Below are some records. Say in a single number how many of their lines include the word "Create".

Component data from apps and pages
########################################

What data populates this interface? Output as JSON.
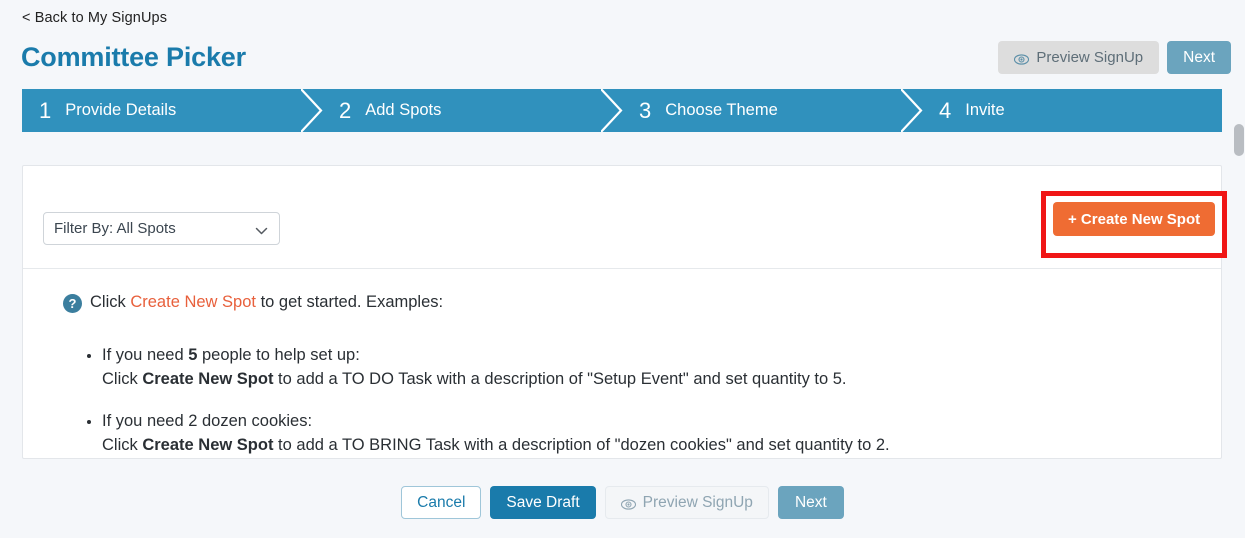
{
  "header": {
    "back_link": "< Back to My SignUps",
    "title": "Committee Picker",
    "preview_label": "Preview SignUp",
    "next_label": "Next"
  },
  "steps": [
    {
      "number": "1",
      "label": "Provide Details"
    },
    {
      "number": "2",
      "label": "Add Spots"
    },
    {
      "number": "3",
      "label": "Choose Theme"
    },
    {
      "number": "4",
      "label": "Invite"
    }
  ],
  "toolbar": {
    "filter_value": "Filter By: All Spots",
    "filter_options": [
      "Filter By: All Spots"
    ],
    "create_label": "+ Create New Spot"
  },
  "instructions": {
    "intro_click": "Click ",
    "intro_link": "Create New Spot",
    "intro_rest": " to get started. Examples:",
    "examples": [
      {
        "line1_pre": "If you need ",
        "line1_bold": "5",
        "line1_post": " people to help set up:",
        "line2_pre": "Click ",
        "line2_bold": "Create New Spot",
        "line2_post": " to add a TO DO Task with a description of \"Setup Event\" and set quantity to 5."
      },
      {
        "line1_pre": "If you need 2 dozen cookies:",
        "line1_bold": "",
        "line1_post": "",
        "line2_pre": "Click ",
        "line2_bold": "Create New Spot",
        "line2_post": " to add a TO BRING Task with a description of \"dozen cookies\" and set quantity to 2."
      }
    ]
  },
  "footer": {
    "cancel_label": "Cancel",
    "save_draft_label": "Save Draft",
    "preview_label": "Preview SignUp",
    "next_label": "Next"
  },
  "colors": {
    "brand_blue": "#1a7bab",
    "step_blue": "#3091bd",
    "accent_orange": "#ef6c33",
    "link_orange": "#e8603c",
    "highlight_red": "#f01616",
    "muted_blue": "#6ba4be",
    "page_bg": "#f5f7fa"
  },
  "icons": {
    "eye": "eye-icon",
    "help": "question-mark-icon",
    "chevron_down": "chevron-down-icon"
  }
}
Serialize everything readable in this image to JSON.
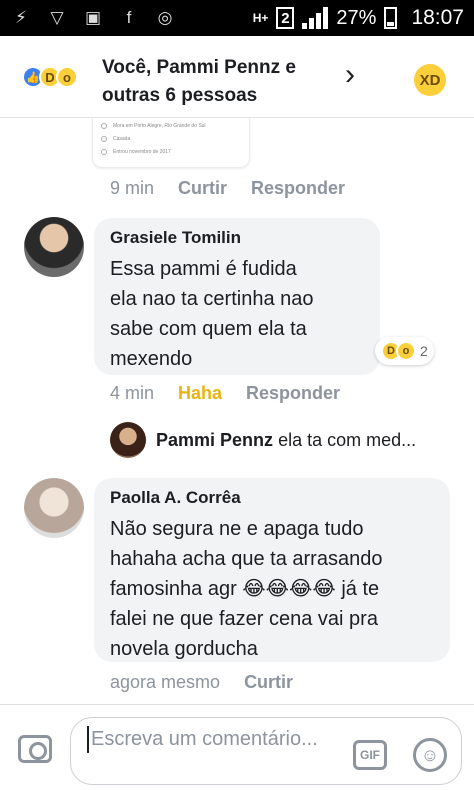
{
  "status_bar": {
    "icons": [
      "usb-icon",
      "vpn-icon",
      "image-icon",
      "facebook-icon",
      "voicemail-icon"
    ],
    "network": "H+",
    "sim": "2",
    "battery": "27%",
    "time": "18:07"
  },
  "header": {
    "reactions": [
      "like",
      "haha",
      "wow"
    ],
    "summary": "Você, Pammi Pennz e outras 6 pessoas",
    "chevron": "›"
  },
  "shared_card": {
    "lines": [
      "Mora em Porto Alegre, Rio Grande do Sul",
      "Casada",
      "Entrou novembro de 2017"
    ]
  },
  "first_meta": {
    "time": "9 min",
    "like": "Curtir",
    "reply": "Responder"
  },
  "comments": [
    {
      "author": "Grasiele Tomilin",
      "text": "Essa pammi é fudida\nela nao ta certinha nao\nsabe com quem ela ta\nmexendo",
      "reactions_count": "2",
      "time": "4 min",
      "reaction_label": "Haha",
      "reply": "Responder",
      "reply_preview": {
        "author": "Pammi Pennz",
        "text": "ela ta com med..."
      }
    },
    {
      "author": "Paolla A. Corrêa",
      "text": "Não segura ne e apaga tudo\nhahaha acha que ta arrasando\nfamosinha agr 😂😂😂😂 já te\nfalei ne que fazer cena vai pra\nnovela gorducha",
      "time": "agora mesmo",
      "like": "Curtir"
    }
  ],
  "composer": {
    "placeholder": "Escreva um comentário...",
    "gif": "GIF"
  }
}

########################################

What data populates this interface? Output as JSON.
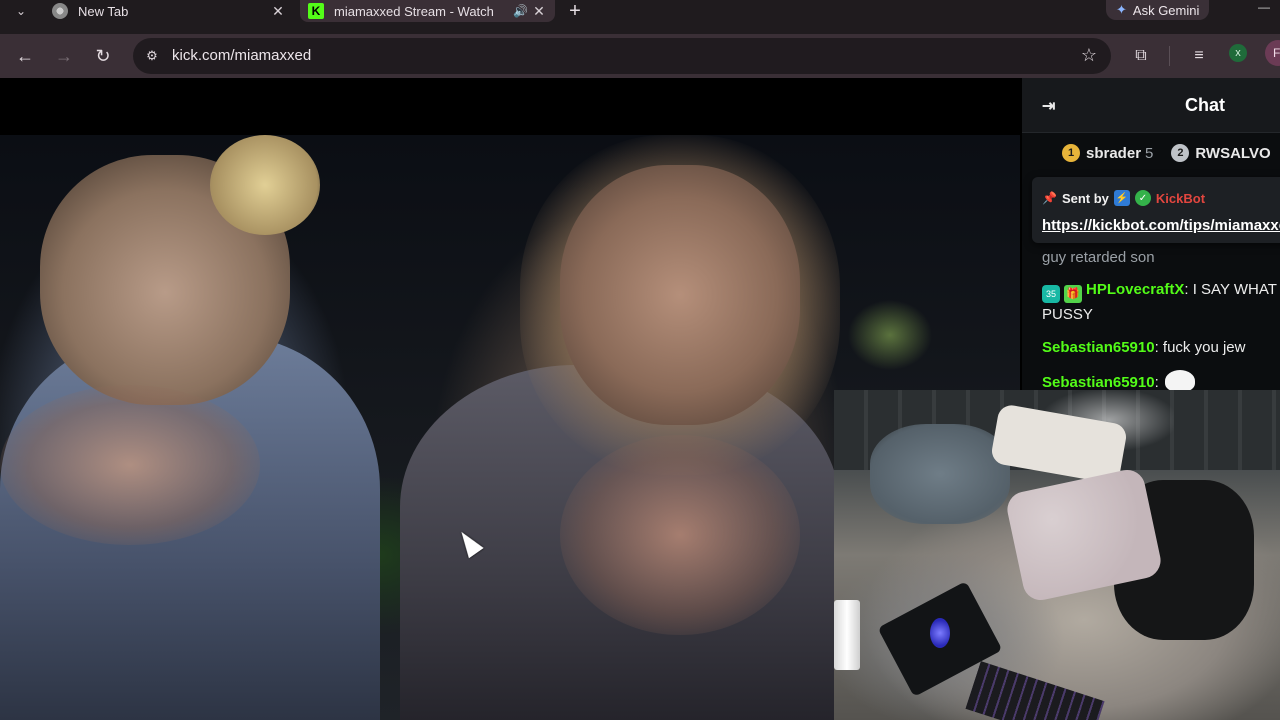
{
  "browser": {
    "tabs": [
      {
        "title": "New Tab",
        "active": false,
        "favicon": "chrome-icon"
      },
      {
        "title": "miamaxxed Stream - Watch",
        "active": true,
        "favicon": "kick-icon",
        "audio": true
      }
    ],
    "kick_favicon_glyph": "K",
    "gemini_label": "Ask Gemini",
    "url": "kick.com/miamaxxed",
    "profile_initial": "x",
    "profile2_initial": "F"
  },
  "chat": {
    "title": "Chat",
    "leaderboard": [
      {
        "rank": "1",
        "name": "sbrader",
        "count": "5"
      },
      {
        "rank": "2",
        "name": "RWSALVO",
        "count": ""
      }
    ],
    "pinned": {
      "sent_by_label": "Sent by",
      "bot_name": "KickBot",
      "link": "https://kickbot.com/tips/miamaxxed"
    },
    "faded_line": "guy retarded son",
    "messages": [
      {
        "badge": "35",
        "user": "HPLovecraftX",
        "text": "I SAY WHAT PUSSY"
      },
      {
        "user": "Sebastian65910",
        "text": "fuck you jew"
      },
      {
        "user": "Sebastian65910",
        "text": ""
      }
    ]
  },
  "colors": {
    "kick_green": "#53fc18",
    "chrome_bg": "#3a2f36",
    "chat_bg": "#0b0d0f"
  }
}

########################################

> _COMPLETED TASK_: 4